Or, to put it more concisely, courtesy of Buzzfeed’s Marie Le Conte:

Problem number two: even if everyone was to negotiate purely in terms of rational interest, our interests are not the same. The over-riding goal of German policy for decades has been to hold the EU together, even if that creates other problems. (Exhibit A: Greece.) So there’s at least a chance that the German leadership will genuinely see deterring more departures as more important than mutual prosperity or a good relationship with Britain.

And France, whose presidential candidates are lining up to give Britain a kicking, is mysteriously not mentioned anywhere in either of Daniel’s columns, presumably because doing so would undermine his argument.

So – the list of priorities Hannan describes may look rational from a British perspective. Unfortunately, though, the people on the other side of the negotiating table won’t have a British perspective.

Problem number three is this line from the Con Home piece:

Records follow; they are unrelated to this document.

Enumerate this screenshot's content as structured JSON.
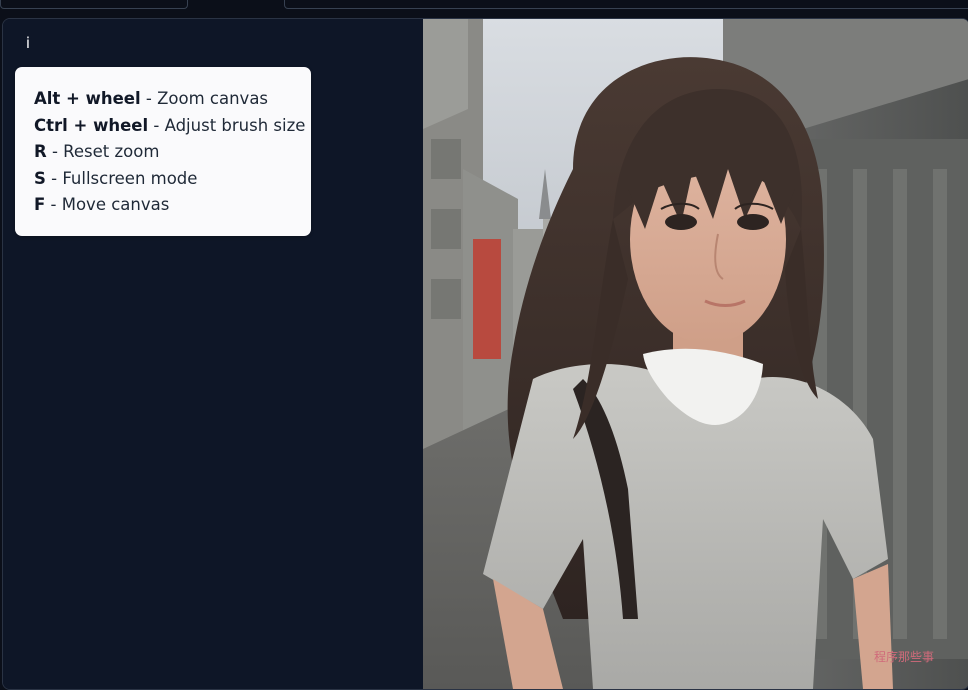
{
  "shortcuts_tooltip": {
    "info_label": "i",
    "items": [
      {
        "key": "Alt + wheel",
        "desc": " - Zoom canvas"
      },
      {
        "key": "Ctrl + wheel",
        "desc": " - Adjust brush size"
      },
      {
        "key": "R",
        "desc": " - Reset zoom"
      },
      {
        "key": "S",
        "desc": " - Fullscreen mode"
      },
      {
        "key": "F",
        "desc": " - Move canvas"
      }
    ]
  },
  "image": {
    "description_icon": "portrait-photo",
    "mask_color": "#f2f2f0"
  },
  "watermark": {
    "text": "程序那些事"
  }
}
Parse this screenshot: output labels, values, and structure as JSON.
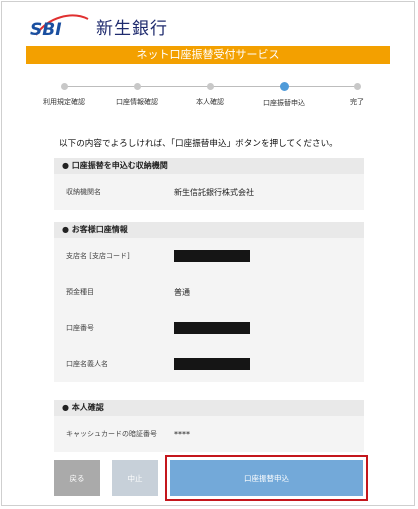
{
  "logo": {
    "mark": "SBI",
    "name": "新生銀行"
  },
  "banner": {
    "title": "ネット口座振替受付サービス"
  },
  "steps": [
    {
      "label": "利用規定確認",
      "active": false
    },
    {
      "label": "口座情報確認",
      "active": false
    },
    {
      "label": "本人確認",
      "active": false
    },
    {
      "label": "口座振替申込",
      "active": true
    },
    {
      "label": "完了",
      "active": false
    }
  ],
  "instruction": "以下の内容でよろしければ、「口座振替申込」ボタンを押してください。",
  "sections": {
    "biller": {
      "heading": "●  口座振替を申込む収納機関",
      "rows": [
        {
          "label": "収納機関名",
          "value": "新生信託銀行株式会社"
        }
      ]
    },
    "account": {
      "heading": "●  お客様口座情報",
      "rows": [
        {
          "label": "支店名 [支店コード]",
          "value": ""
        },
        {
          "label": "預金種目",
          "value": "普通"
        },
        {
          "label": "口座番号",
          "value": ""
        },
        {
          "label": "口座名義人名",
          "value": ""
        }
      ]
    },
    "identity": {
      "heading": "●  本人確認",
      "rows": [
        {
          "label": "キャッシュカードの暗証番号",
          "value": "****"
        }
      ]
    }
  },
  "buttons": {
    "back": "戻る",
    "stop": "中止",
    "apply": "口座振替申込"
  },
  "colors": {
    "banner": "#f3a000",
    "active_step": "#4f9bd9",
    "apply_button": "#73a9d9",
    "highlight": "#c4161c",
    "logo_blue": "#1a4fa0",
    "logo_red": "#e03030"
  }
}
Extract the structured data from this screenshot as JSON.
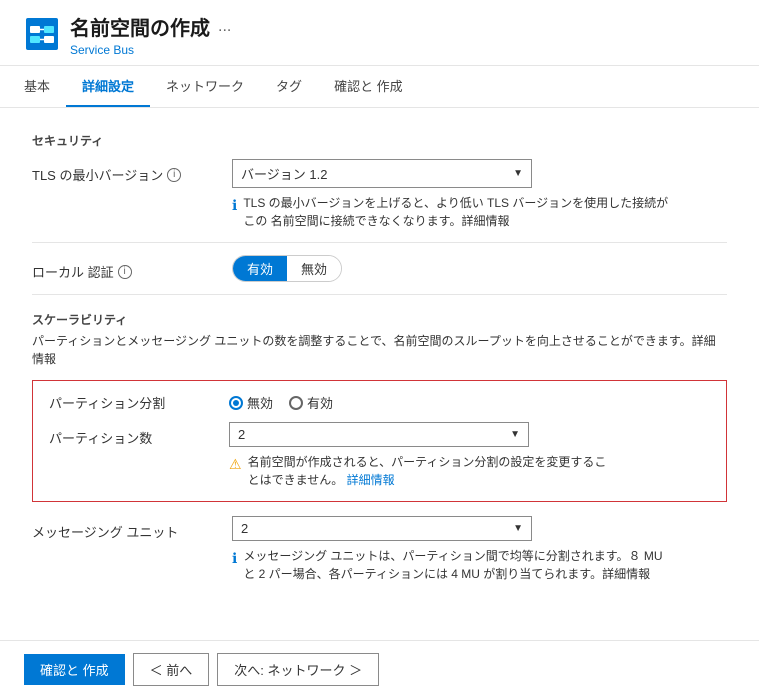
{
  "header": {
    "title": "名前空間の作成",
    "subtitle": "Service Bus",
    "more_label": "..."
  },
  "tabs": [
    {
      "id": "basics",
      "label": "基本",
      "active": false
    },
    {
      "id": "advanced",
      "label": "詳細設定",
      "active": true
    },
    {
      "id": "network",
      "label": "ネットワーク",
      "active": false
    },
    {
      "id": "tags",
      "label": "タグ",
      "active": false
    },
    {
      "id": "review",
      "label": "確認と 作成",
      "active": false
    }
  ],
  "security": {
    "section_label": "セキュリティ",
    "tls_label": "TLS の最小バージョン",
    "tls_value": "バージョン 1.2",
    "tls_info_text": "TLS の最小バージョンを上げると、より低い TLS バージョンを使用した接続がこの 名前空間に接続できなくなります。詳細情報"
  },
  "local_auth": {
    "label": "ローカル 認証",
    "toggle_on": "有効",
    "toggle_off": "無効",
    "active": "on"
  },
  "scalability": {
    "section_label": "スケーラビリティ",
    "description": "パーティションとメッセージング ユニットの数を調整することで、名前空間のスループットを向上させることができます。詳細情報"
  },
  "partition": {
    "label": "パーティション分割",
    "radio_disabled": "無効",
    "radio_enabled": "有効",
    "selected": "disabled",
    "count_label": "パーティション数",
    "count_value": "2",
    "warning_text": "名前空間が作成されると、パーティション分割の設定を変更することはできません。",
    "warning_link": "詳細情報"
  },
  "messaging": {
    "label": "メッセージング ユニット",
    "value": "2",
    "info_text": "メッセージング ユニットは、パーティション間で均等に分割されます。８ MU と 2 パー場合、各パーティションには 4 MU が割り当てられます。詳細情報"
  },
  "footer": {
    "confirm_label": "確認と 作成",
    "back_label": "＜ 前へ",
    "next_label": "次へ: ネットワーク ＞"
  }
}
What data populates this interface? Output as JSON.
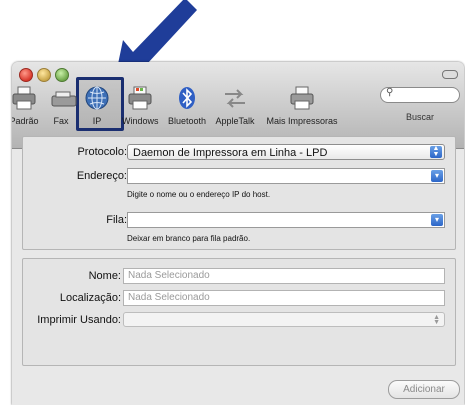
{
  "toolbar": {
    "items": [
      {
        "label": "Padrão",
        "icon": "printer-icon"
      },
      {
        "label": "Fax",
        "icon": "fax-icon"
      },
      {
        "label": "IP",
        "icon": "globe-icon"
      },
      {
        "label": "Windows",
        "icon": "windows-printer-icon"
      },
      {
        "label": "Bluetooth",
        "icon": "bluetooth-icon"
      },
      {
        "label": "AppleTalk",
        "icon": "appletalk-icon"
      },
      {
        "label": "Mais Impressoras",
        "icon": "printer-icon"
      }
    ],
    "search_label": "Buscar",
    "selected": "IP"
  },
  "connection": {
    "protocol_label": "Protocolo:",
    "protocol_value": "Daemon de Impressora em Linha - LPD",
    "address_label": "Endereço:",
    "address_value": "",
    "address_hint": "Digite o nome ou o endereço IP do host.",
    "queue_label": "Fila:",
    "queue_value": "",
    "queue_hint": "Deixar em branco para fila padrão."
  },
  "details": {
    "name_label": "Nome:",
    "name_placeholder": "Nada Selecionado",
    "location_label": "Localização:",
    "location_placeholder": "Nada Selecionado",
    "print_using_label": "Imprimir Usando:",
    "print_using_value": ""
  },
  "add_button_label": "Adicionar",
  "colors": {
    "annotation_arrow": "#1f3d99",
    "selection_box": "#1a2e70",
    "accent": "#2c66c8"
  }
}
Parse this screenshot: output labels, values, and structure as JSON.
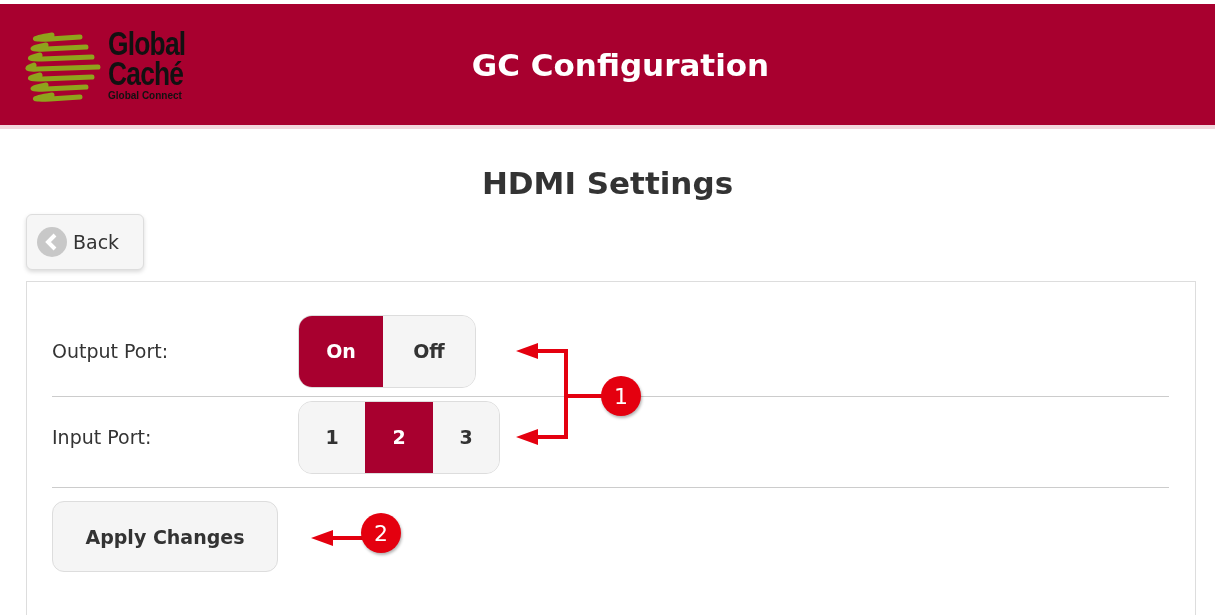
{
  "header": {
    "logo": {
      "line_1": "Global",
      "line_2": "Caché",
      "tagline": "Global Connect"
    },
    "title": "GC Configuration"
  },
  "page_title": "HDMI Settings",
  "back_button": {
    "label": "Back"
  },
  "settings": [
    {
      "kind": "toggle",
      "label": "Output Port:",
      "options": [
        {
          "label": "On",
          "selected": true
        },
        {
          "label": "Off",
          "selected": false
        }
      ]
    },
    {
      "kind": "choice",
      "label": "Input Port:",
      "options": [
        {
          "label": "1",
          "selected": false
        },
        {
          "label": "2",
          "selected": true
        },
        {
          "label": "3",
          "selected": false
        }
      ]
    }
  ],
  "apply_button": {
    "label": "Apply Changes"
  },
  "callouts": [
    {
      "number": "1"
    },
    {
      "number": "2"
    }
  ]
}
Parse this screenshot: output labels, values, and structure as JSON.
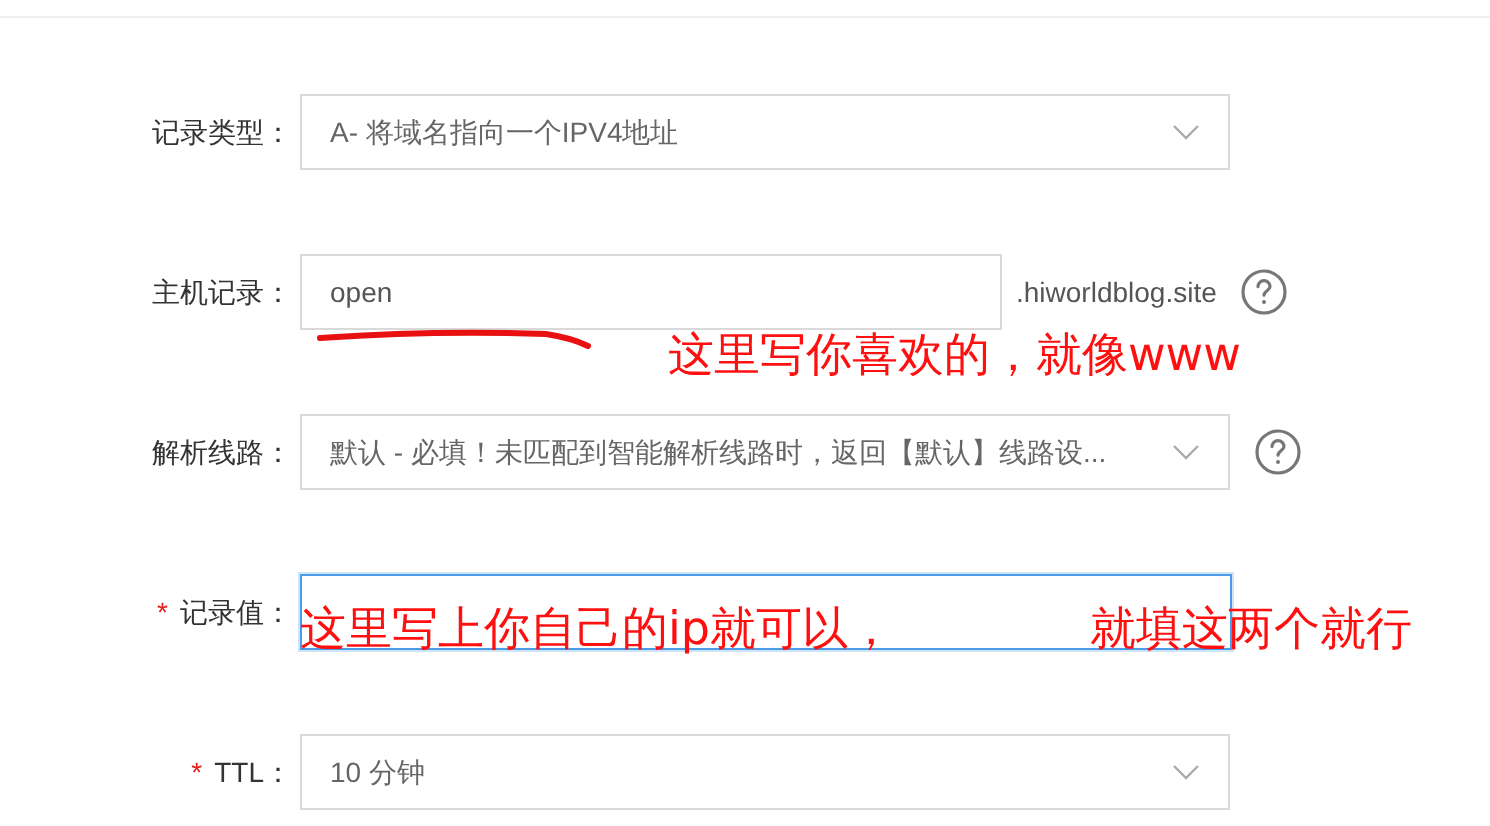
{
  "fields": [
    {
      "label": "记录类型：",
      "kind": "select",
      "value": "A- 将域名指向一个IPV4地址",
      "focused": false,
      "help": false
    },
    {
      "label": "主机记录：",
      "kind": "input",
      "value": "open",
      "suffix": ".hiworldblog.site",
      "focused": false,
      "help": true
    },
    {
      "label": "解析线路：",
      "kind": "select",
      "value": "默认 - 必填！未匹配到智能解析线路时，返回【默认】线路设...",
      "focused": false,
      "help": true
    },
    {
      "label": "记录值：",
      "required_mark": "*",
      "kind": "input",
      "focused": true,
      "help": false
    },
    {
      "label": "TTL：",
      "required_mark": "*",
      "kind": "select",
      "value": "10 分钟",
      "focused": false,
      "help": false
    }
  ],
  "annotations": [
    "这里写你喜欢的，就像www",
    "这里写上你自己的ip就可以，",
    "就填这两个就行"
  ]
}
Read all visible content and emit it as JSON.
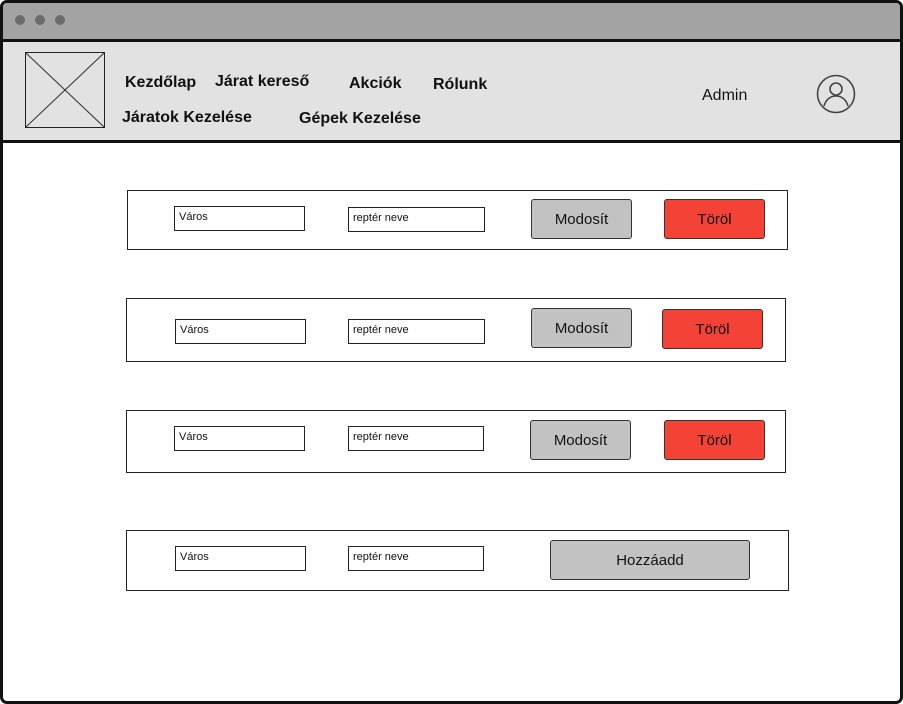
{
  "window": {
    "controls": [
      "dot-icon",
      "dot-icon",
      "dot-icon"
    ]
  },
  "header": {
    "logo_icon": "image-placeholder-icon",
    "nav": {
      "home": "Kezdőlap",
      "flight_search": "Járat kereső",
      "deals": "Akciók",
      "about": "Rólunk",
      "manage_flights": "Járatok Kezelése",
      "manage_planes": "Gépek Kezelése"
    },
    "user_label": "Admin",
    "user_icon": "user-avatar-icon"
  },
  "rows": [
    {
      "city_placeholder": "Város",
      "airport_placeholder": "reptér neve",
      "edit_label": "Modosít",
      "delete_label": "Töröl"
    },
    {
      "city_placeholder": "Város",
      "airport_placeholder": "reptér neve",
      "edit_label": "Modosít",
      "delete_label": "Töröl"
    },
    {
      "city_placeholder": "Város",
      "airport_placeholder": "reptér neve",
      "edit_label": "Modosít",
      "delete_label": "Töröl"
    }
  ],
  "add_row": {
    "city_placeholder": "Város",
    "airport_placeholder": "reptér neve",
    "add_label": "Hozzáadd"
  },
  "colors": {
    "titlebar": "#a3a3a3",
    "header": "#e2e2e2",
    "button_gray": "#c2c2c2",
    "button_delete": "#f44336"
  }
}
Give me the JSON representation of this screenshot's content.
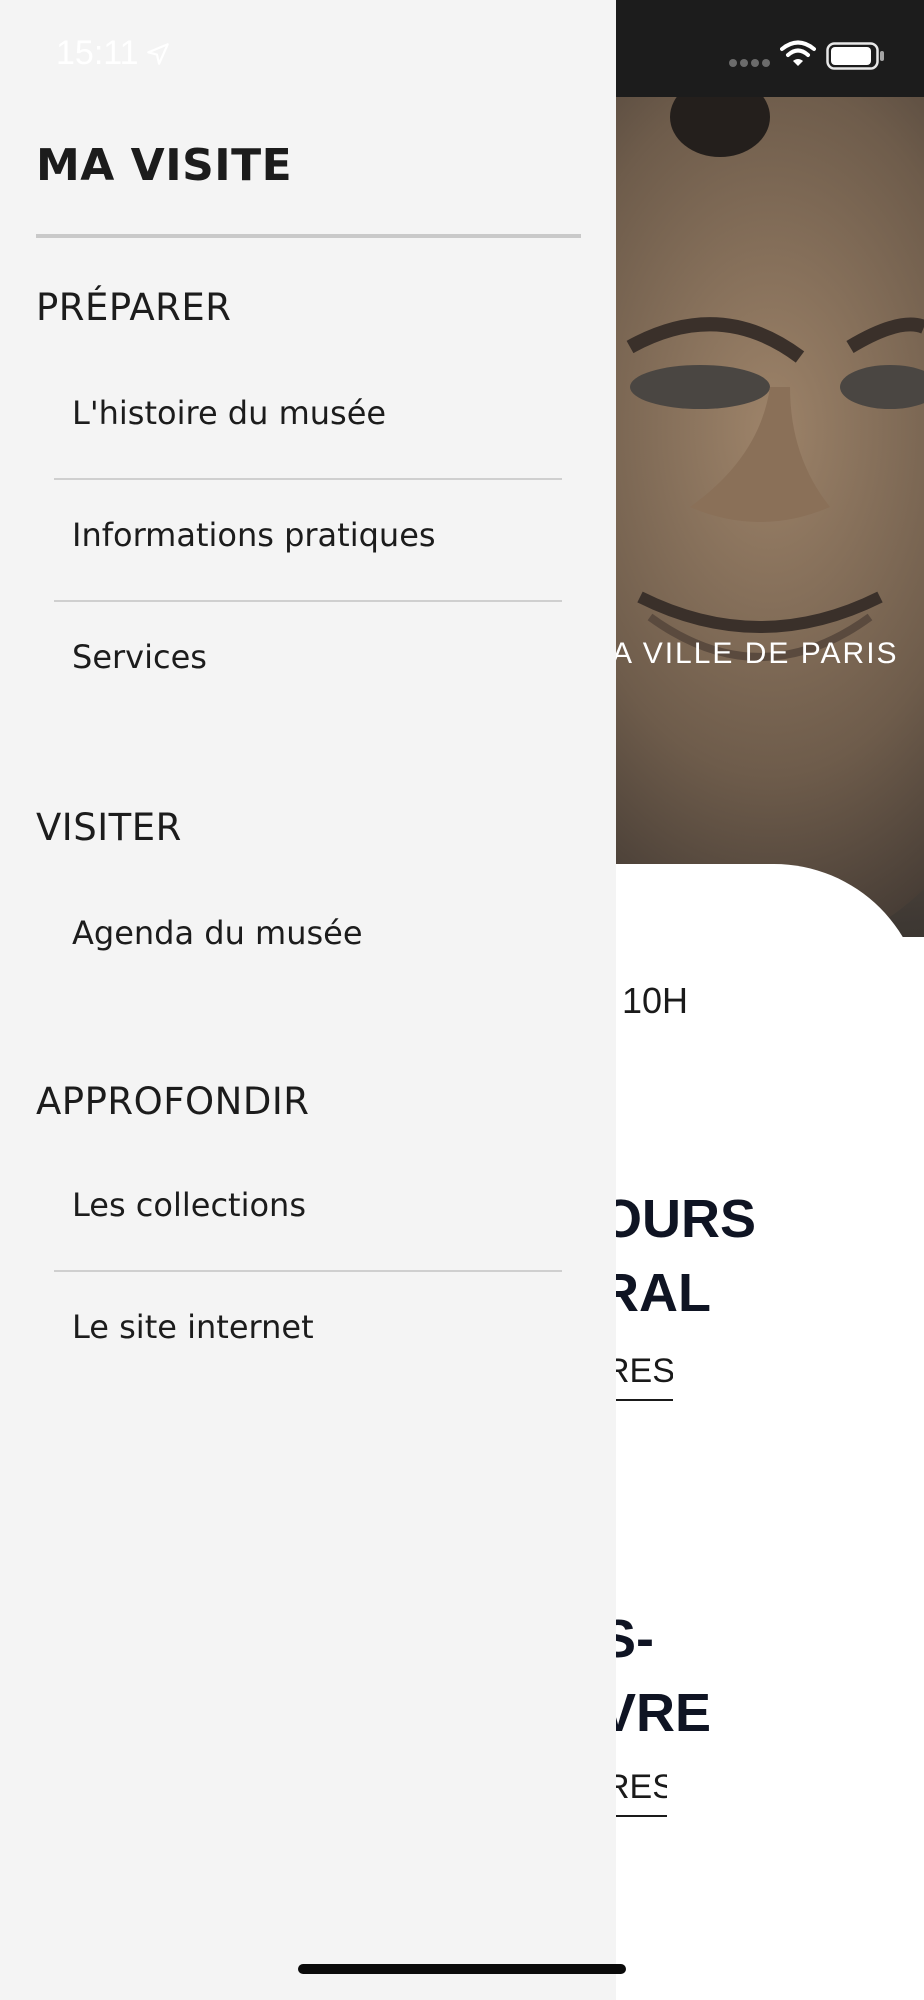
{
  "status_bar": {
    "time": "15:11"
  },
  "background": {
    "hero_caption": "A VILLE DE PARIS",
    "hours_text": "10H",
    "card1": {
      "title_line1": "OURS",
      "title_line2": "RAL",
      "link": "RES"
    },
    "card2": {
      "title_line1": "S-",
      "title_line2": "VRE",
      "link": "RES"
    }
  },
  "drawer": {
    "title": "MA VISITE",
    "sections": [
      {
        "heading": "PRÉPARER",
        "items": [
          {
            "label": "L'histoire du musée"
          },
          {
            "label": "Informations pratiques"
          },
          {
            "label": "Services"
          }
        ]
      },
      {
        "heading": "VISITER",
        "items": [
          {
            "label": "Agenda du musée"
          }
        ]
      },
      {
        "heading": "APPROFONDIR",
        "items": [
          {
            "label": "Les collections"
          },
          {
            "label": "Le site internet"
          }
        ]
      }
    ]
  },
  "colors": {
    "drawer_bg": "#f4f4f4",
    "text": "#1c1c1c",
    "divider": "#cfcfcf",
    "status_bar_bg": "#1c1c1c"
  }
}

“Might it truly be more interested in deterring states from leaving than in promoting the welfare of its peoples? If so, there surely can be no further doubt that we were right to opt out.”

If there any rhetorical technique more skin-crawlingly horrible, than, “Your response to my behaviour justifies my behaviour”?

I could go on, about how there’s no reason to think that Daniel’s relatively gentle vision of Brexit is shared by Nigel Farage, UKIP, or a significant number of those who voted Leave. Or about the polls which show that, far from the EU’s response to the referendum pushing more European nations towards the door, support for the union has actually spiked since the referendum – that Britain has become not a beacon of hope but a cautionary tale.

But I’m running out of words, and there’ll be other chances to explore such things. So instead I’m going to end on this:

Hannan’s argument – that only an irrational Europe would not deliver a good Brexit – is remarkably, parodically self-serving. It allows him to believe that, if Brexit goes horribly wrong, well, it must all be the fault of those inflexible Eurocrats, mustn’t it? It can’t possibly be because Brexit was a bad idea in the first place, or because liberal Leavers used nasty, populist ones to achieve their goals.

Read today, there are elements of Hannan’s columns that are compelling, even persuasive. From the perspective of 2020, I fear, they might simply read like one long explanation of why nothing that has happened since will have been his fault.

Jonn Elledge is the editor of the New Statesman's sister site CityMetric. He is on Twitter, far too much, as @JonnElledge.